Site in Gaya District, Bihar, India. Although no excavations have been conducted, the many sculptures found at the site indicate it was the location of a Buddhist monastery. Best known among these is the hoard of 218 metal sculptures (most Patna Mus.) found when village residents were seeking bricks from the site’s main mound. Dates from the 9th to the 12th century are confirmed by inscriptions on nine of the figures. Most of the finely cast, sensitively worked metal sculptures depict the Buddha and bodhisattvas. Among these are an intricately worked Avalokiteshvara (9th century) and several crowned Buddhas (11th century). Though fewer in number, there are also images of Vishnu and Balarama.

Most of the stone sculptures at Kurkihar, almost all depicting Buddhist subjects, are collected in the courtyard of a Shiva temple known as the Devisthan, a modern construction that incorporates pillars of the 8th–12th century ad. Outstanding are figures of Manjushri, both standing and seated, and a seated Buddha. Other sculptures from Kurkihar are preserved in the Indian Museum, Calcutta....



V. A. Bulatova

[anc. Kuba; Quba]
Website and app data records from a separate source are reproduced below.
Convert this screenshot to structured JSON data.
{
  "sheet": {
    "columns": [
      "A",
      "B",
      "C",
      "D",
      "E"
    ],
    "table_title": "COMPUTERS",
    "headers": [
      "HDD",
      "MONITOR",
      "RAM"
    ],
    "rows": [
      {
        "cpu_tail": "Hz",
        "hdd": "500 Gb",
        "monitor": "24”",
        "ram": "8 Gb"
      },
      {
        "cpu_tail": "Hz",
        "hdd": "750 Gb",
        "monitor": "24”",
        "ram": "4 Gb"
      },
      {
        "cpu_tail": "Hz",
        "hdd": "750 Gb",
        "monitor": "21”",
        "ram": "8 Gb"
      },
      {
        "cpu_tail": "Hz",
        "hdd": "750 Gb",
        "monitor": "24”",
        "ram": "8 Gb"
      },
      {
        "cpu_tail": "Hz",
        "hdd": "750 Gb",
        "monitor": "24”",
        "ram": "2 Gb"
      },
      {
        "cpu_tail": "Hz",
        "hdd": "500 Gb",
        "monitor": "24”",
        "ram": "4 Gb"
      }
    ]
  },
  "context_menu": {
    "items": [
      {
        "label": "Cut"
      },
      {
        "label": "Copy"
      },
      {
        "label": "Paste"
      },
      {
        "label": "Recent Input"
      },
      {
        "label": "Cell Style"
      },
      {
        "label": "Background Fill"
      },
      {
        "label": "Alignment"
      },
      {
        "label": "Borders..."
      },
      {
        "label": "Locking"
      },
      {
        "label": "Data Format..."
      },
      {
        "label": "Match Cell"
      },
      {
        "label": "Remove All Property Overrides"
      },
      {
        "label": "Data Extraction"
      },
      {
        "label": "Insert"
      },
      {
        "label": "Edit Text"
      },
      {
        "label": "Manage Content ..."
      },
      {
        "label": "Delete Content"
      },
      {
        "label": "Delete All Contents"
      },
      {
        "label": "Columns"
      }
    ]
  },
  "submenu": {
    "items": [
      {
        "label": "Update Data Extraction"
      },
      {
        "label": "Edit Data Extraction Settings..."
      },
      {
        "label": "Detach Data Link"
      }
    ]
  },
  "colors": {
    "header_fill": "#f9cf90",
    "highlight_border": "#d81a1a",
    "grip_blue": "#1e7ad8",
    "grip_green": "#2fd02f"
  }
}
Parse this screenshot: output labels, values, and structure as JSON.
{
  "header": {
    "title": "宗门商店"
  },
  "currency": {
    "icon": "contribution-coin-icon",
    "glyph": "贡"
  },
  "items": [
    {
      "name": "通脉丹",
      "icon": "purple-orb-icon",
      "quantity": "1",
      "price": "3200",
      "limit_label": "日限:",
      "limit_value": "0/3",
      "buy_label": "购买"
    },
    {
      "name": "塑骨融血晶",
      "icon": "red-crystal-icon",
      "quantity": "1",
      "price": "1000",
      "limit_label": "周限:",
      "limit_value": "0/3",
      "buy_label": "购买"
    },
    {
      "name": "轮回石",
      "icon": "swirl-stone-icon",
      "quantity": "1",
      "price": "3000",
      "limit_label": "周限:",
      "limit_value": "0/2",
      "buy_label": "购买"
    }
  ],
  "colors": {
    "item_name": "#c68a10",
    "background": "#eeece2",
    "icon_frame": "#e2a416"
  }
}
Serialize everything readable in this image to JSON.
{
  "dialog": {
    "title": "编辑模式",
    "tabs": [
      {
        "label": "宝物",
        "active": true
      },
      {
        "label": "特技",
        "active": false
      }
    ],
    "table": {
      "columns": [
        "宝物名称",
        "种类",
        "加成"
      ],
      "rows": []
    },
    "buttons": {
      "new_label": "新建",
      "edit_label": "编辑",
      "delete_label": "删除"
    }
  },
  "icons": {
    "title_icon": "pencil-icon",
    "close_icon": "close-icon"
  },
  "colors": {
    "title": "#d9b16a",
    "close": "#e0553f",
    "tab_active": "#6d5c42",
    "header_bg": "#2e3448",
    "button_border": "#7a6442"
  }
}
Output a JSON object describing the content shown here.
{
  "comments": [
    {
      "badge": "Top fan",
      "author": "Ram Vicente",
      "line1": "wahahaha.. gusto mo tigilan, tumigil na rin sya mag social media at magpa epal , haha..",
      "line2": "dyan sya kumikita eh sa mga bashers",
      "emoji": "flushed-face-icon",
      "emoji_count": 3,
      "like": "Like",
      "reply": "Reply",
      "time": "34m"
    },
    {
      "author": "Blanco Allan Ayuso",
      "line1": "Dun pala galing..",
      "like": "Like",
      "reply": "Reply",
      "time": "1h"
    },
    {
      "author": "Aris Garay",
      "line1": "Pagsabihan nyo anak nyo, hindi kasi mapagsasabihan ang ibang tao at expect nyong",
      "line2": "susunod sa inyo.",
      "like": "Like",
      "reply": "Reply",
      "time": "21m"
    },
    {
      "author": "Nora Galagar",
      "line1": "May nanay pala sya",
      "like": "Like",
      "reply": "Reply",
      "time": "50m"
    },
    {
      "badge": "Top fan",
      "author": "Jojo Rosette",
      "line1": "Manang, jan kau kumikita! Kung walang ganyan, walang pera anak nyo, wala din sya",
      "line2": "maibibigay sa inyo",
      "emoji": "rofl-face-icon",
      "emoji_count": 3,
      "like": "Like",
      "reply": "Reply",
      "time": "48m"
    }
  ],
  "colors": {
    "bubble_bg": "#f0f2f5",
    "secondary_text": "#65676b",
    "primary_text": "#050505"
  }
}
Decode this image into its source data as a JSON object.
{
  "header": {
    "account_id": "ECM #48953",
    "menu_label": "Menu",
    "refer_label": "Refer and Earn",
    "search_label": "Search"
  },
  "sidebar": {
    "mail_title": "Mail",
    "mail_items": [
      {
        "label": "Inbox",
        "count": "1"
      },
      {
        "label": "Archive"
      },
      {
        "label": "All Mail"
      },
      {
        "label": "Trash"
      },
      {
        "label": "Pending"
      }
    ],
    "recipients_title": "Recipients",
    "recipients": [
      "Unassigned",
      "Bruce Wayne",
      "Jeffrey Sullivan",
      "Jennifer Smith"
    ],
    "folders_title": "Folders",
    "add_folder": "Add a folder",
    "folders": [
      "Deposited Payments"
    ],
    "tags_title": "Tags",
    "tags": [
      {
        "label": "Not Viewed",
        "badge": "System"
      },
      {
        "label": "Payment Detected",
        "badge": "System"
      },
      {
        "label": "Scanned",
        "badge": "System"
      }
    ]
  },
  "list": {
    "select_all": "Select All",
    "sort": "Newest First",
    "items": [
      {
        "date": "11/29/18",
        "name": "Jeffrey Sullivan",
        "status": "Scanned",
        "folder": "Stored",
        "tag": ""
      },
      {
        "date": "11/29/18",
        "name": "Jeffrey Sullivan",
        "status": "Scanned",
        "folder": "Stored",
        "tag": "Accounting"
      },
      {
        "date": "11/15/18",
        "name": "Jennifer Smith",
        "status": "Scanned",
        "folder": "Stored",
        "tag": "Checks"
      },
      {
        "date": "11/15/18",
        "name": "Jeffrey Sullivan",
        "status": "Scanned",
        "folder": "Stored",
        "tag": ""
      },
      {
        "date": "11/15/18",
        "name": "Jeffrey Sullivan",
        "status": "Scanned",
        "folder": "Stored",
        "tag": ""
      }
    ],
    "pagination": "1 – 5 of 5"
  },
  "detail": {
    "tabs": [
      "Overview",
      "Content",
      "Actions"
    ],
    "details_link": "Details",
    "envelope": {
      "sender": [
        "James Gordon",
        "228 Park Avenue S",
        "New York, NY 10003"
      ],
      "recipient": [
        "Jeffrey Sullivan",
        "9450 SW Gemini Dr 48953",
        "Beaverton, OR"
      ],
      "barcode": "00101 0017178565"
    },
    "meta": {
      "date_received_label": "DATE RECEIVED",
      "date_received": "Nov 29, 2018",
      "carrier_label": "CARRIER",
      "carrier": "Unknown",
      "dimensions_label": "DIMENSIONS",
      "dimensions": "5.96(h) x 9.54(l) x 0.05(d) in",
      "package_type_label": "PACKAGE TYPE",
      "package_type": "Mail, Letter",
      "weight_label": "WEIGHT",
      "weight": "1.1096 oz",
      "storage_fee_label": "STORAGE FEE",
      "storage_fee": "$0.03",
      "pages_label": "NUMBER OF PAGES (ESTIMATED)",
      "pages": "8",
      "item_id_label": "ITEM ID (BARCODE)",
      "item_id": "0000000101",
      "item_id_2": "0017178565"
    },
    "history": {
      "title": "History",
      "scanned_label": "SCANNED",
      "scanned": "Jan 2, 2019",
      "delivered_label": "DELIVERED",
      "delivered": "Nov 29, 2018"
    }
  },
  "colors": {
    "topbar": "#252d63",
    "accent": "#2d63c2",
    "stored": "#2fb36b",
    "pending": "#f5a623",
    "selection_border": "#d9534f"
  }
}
Site in Uzbekistan, north-east of Ferghana, which flourished from the late 1st millennium bc to the 13th century ad. A Buddhist temple and settlement (c. 2 ha) was excavated in 1959–69 under V. A. Bulatova and produced ceramic and coin finds of the 7th century ad. The unusual plan of the temple suggests that it may have originated as a pagan shrine. The square sanctuary and adjoining rectangular temple building were linked by a portico, beneath which were clay sculptures comprising two equine groups and a gigantic statue of the deity. On the walls of the temple and the façade of the sanctuary dais were sculptural reliefs representing the Buddha’s life and apotheosis. Traces of painting remain on the walls of both buildings. The adjacent settlement was situated on a terraced hillside. The excavated part of the site comprised densely built artisan quarters for potters, jewellers, weavers and stone-cutters, linked by narrow alleys. Individual buildings were one or two storeys, and each comprised a central room or workshop, with a wooden roof supported on columns, off which were up to three chambers with vaulted roofs. Between the settlement and the temple was an open area for communal activities. The settlement was destroyed during the Arab conquest in the early 8th century. A large medieval town (11–12 ha), located between the archaeological site and the modern town of Kuva, was the capital of Ferghana in the 10th century but was destroyed in the 13th century during the Mongol invasions. Sculpture and other finds are displayed at the Museum of the History of Samarkand, Samarkand, and at the Tashkent Museum of the Arts of Uzbekistan, Tashkent....